DATA FOR REVIEW →

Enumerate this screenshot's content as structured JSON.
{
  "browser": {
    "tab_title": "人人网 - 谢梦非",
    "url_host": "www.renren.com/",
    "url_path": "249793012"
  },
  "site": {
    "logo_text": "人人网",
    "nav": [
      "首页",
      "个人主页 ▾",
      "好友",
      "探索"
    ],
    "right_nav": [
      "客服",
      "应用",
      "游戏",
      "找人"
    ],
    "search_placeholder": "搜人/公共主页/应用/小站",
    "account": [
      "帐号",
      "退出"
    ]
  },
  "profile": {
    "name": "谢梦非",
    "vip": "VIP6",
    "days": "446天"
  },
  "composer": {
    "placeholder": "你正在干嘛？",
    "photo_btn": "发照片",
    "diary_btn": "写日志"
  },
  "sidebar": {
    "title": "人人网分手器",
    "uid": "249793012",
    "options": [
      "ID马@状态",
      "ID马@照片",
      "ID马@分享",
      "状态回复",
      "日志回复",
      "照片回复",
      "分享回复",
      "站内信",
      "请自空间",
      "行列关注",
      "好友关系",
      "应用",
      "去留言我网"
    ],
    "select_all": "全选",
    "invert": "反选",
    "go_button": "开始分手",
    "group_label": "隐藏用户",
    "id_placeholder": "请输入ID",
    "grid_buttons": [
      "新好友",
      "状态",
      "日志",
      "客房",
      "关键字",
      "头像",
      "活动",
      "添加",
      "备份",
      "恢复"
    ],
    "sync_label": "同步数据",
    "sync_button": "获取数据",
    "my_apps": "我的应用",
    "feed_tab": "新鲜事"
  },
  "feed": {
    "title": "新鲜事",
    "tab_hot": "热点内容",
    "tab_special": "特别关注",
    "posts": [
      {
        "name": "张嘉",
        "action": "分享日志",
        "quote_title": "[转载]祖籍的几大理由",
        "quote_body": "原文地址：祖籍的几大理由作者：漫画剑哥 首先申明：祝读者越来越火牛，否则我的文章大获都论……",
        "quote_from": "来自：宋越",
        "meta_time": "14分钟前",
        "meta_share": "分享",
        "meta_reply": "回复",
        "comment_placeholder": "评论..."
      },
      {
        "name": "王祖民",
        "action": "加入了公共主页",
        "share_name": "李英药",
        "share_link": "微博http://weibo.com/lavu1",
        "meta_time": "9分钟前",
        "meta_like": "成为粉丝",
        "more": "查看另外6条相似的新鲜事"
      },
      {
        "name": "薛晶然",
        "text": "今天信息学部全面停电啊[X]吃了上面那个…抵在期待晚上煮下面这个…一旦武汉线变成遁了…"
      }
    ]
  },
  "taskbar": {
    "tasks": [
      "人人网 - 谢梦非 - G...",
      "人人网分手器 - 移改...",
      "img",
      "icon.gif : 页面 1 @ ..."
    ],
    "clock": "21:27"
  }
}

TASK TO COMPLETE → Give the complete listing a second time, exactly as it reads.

RESULT OF THIS EXERCISE →
Enumerate this screenshot's content as structured JSON.
{
  "browser": {
    "tab_title": "人人网 - 谢梦非",
    "url_host": "www.renren.com/",
    "url_path": "249793012"
  },
  "site": {
    "logo_text": "人人网",
    "nav": [
      "首页",
      "个人主页 ▾",
      "好友",
      "探索"
    ],
    "right_nav": [
      "客服",
      "应用",
      "游戏",
      "找人"
    ],
    "search_placeholder": "搜人/公共主页/应用/小站",
    "account": [
      "帐号",
      "退出"
    ]
  },
  "profile": {
    "name": "谢梦非",
    "vip": "VIP6",
    "days": "446天"
  },
  "composer": {
    "placeholder": "你正在干嘛？",
    "photo_btn": "发照片",
    "diary_btn": "写日志"
  },
  "sidebar": {
    "title": "人人网分手器",
    "uid": "249793012",
    "options": [
      "ID马@状态",
      "ID马@照片",
      "ID马@分享",
      "状态回复",
      "日志回复",
      "照片回复",
      "分享回复",
      "站内信",
      "请自空间",
      "行列关注",
      "好友关系",
      "应用",
      "去留言我网"
    ],
    "select_all": "全选",
    "invert": "反选",
    "go_button": "开始分手",
    "group_label": "隐藏用户",
    "id_placeholder": "请输入ID",
    "grid_buttons": [
      "新好友",
      "状态",
      "日志",
      "客房",
      "关键字",
      "头像",
      "活动",
      "添加",
      "备份",
      "恢复"
    ],
    "sync_label": "同步数据",
    "sync_button": "获取数据",
    "my_apps": "我的应用",
    "feed_tab": "新鲜事"
  },
  "feed": {
    "title": "新鲜事",
    "tab_hot": "热点内容",
    "tab_special": "特别关注",
    "posts": [
      {
        "name": "张嘉",
        "action": "分享日志",
        "quote_title": "[转载]祖籍的几大理由",
        "quote_body": "原文地址：祖籍的几大理由作者：漫画剑哥 首先申明：祝读者越来越火牛，否则我的文章大获都论……",
        "quote_from": "来自：宋越",
        "meta_time": "14分钟前",
        "meta_share": "分享",
        "meta_reply": "回复",
        "comment_placeholder": "评论..."
      },
      {
        "name": "王祖民",
        "action": "加入了公共主页",
        "share_name": "李英药",
        "share_link": "微博http://weibo.com/lavu1",
        "meta_time": "9分钟前",
        "meta_like": "成为粉丝",
        "more": "查看另外6条相似的新鲜事"
      },
      {
        "name": "薛晶然",
        "text": "今天信息学部全面停电啊[X]吃了上面那个…抵在期待晚上煮下面这个…一旦武汉线变成遁了…"
      }
    ]
  },
  "taskbar": {
    "tasks": [
      "人人网 - 谢梦非 - G...",
      "人人网分手器 - 移改...",
      "img",
      "icon.gif : 页面 1 @ ..."
    ],
    "clock": "21:27"
  }
}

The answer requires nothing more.